Hou is currently living in Providence, RI.  She received her BA, concentrating in design, from the Guangzhou Academy of Fine Arts, in 2012, and her MFA, concentrating in ceramics, from Rhode Island School of Design, in 2019. Her work has been shown in the United States, Mexico, China, Korea, Taiwan, and the United Kingdom. She had a solo show in Taipei, Taiwan, in 2021.

Learn more about Hou’s work at

Photo courtesy of the artist.

Shradha Kochhar


Born in Delhi, India, Shradha Kochhar is a textile artist and knitwear designer based in Brooklyn, New York. Best known for her home-spun and hand-knitted cotton sculptures, her work combines themes of material memory, sustainability, and intergenerational healing. Focusing on generating a physical archive of personal and collective South Asian narratives linked to women’s work, invisible labor, and grief, her work is large scale and sculptural.

Kochhar incorporates resources lost and born from colonization in India into her work, including khadi, a self-reliant and equitable practice of textile making, and kala, a miracle cotton crop that sustains completely on seasonal rainfall. She sees both of these as a part of the solution to climate change, water shortage, soil degradation, and social inequity.

Kochhar received her MFA in textiles from Parsons School of Design, New York. She is a Dorothy Waxman Textile Excellence Prize Finalist and was awarded the John L. Tishman Environment and Design Award for Excellence in 2021. Her work has been featured in Architectural Digest, Vogue, Crafts, Harper’s Bazaar and other publications.

To learn more about Shradha Kochhar’s work, visit

Photograph by Cheryl Mukherji.

Stephanie J. Woods


Stephanie J WoodsStephanie J. Woods is a multimedia artist from Charlotte, NC, currently based in Albuquerque, NM, where she is an assistant professor of interdisciplinary art at the University of New Mexico. Her work fuses a relationship between photography and fiber. Her passion for interdisciplinary practices and material language is evident through her collaborations and implementation of symbolic materials that examine performative behavior, domestic spaces, and alternative realities that reference Black American culture and her experiences growing up in the American South.

Woods earned an MFA in new media sculpture and is the recipient of several residencies and fellowships, including Black Rock Senegal, the Fine Arts Work Center fellowship, ACRE Residency, the McColl Center for Art + Innovation, Ox-Bow School of Art and Artists Residency, and Penland School of Craft. Her work is featured in the permanent collection at the Virginia Museum of Fine Art, in Richmond, VA. She has also exhibited her work at Smack Mellon and Tiger Strikes Asteroid, both located in Brooklyn, NY. Her work has been featured in BOMB Magazine, Art Papers, Burnaway, and the Boston Art Review.

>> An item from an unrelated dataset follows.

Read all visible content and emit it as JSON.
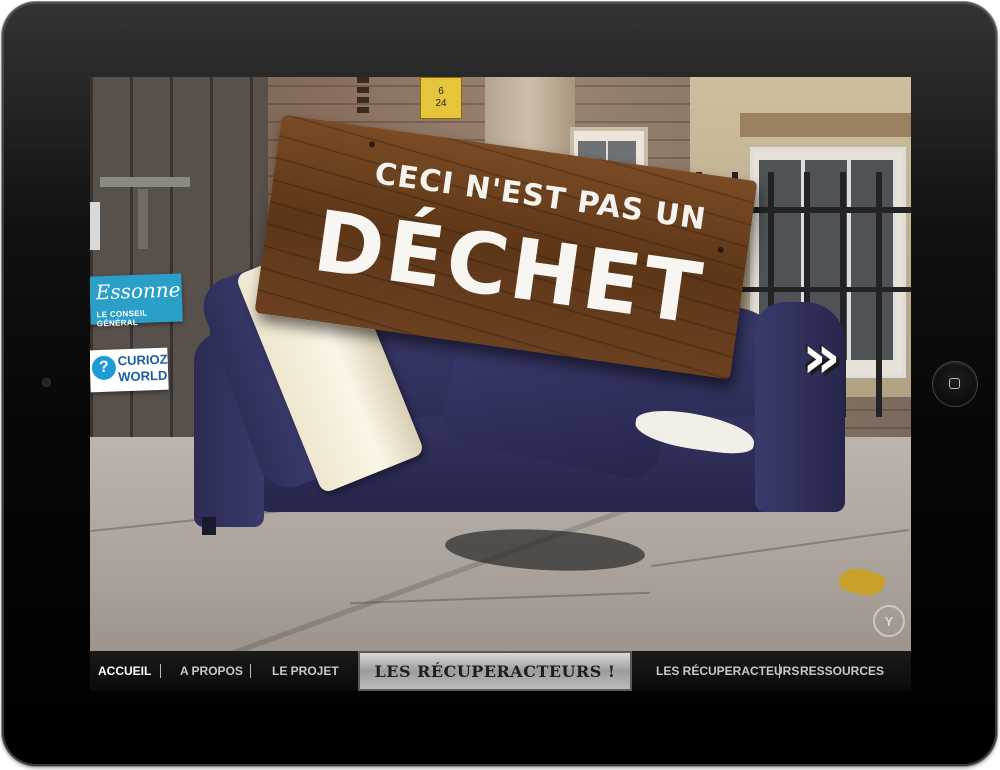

To learn more about Stephanie J. Woods, visit:

Photo by Johannes Barfield.